> WORK TASK
Which lines of the records below contain the word "nastavenia"? Show each one.

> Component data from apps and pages
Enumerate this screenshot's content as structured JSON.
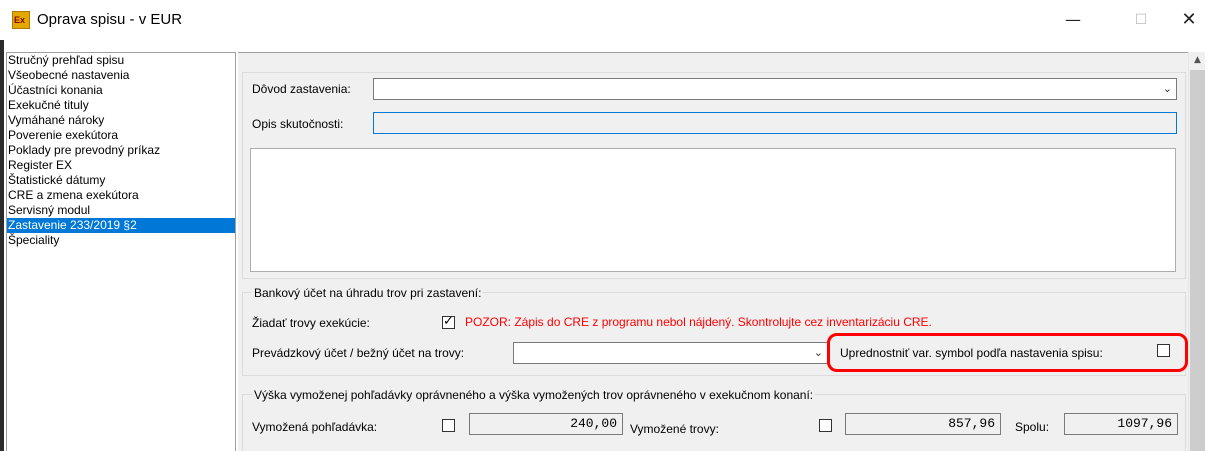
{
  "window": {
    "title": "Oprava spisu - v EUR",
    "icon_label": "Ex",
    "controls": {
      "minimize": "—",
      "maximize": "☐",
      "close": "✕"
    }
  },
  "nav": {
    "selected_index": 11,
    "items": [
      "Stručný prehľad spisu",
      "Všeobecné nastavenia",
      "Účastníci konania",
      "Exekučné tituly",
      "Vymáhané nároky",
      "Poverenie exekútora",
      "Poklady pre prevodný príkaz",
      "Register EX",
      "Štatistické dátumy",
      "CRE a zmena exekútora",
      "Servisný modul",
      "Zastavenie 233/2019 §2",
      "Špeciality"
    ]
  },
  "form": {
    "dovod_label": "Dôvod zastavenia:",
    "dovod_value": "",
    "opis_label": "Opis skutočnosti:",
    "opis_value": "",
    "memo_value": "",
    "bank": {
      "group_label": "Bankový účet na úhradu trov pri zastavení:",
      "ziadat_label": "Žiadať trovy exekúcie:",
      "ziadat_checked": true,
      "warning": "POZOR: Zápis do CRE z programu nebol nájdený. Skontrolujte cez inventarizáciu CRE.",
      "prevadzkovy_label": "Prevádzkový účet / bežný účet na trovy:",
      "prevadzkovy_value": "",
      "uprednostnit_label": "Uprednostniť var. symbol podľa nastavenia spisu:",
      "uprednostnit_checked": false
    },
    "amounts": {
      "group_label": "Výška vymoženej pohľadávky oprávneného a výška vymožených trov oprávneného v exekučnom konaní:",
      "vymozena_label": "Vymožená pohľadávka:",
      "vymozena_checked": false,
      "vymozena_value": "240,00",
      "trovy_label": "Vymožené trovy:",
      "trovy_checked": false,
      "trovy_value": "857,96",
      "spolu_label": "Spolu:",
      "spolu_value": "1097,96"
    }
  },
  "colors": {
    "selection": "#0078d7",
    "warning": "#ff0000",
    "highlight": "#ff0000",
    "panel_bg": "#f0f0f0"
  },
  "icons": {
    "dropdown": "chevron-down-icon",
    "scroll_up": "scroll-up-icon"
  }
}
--
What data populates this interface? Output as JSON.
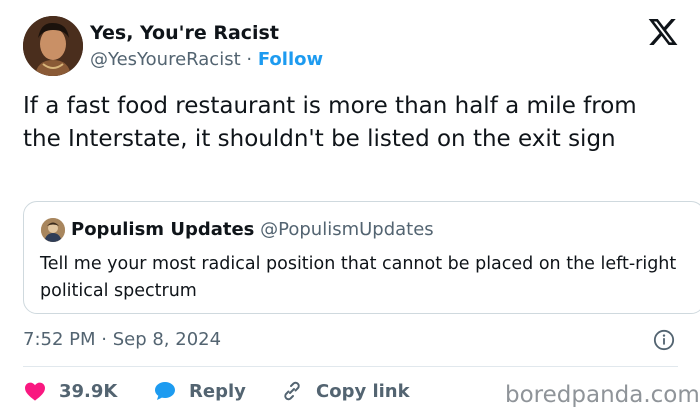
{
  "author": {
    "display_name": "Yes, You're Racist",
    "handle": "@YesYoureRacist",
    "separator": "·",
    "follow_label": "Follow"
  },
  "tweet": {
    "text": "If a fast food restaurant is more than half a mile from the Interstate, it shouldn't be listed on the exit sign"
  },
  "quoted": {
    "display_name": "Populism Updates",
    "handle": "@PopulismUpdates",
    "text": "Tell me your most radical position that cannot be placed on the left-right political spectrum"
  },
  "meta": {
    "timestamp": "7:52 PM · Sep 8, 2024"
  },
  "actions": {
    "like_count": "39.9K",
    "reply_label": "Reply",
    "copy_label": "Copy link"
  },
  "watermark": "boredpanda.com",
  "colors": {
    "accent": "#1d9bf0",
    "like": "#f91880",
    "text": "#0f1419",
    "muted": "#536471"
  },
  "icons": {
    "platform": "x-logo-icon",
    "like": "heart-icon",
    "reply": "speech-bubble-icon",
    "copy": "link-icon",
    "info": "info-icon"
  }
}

> ANSWER SPACE
      "Všeobecné nastavenia",
      "uprednostnit_label": "Uprednostniť var. symbol podľa nastavenia spisu:",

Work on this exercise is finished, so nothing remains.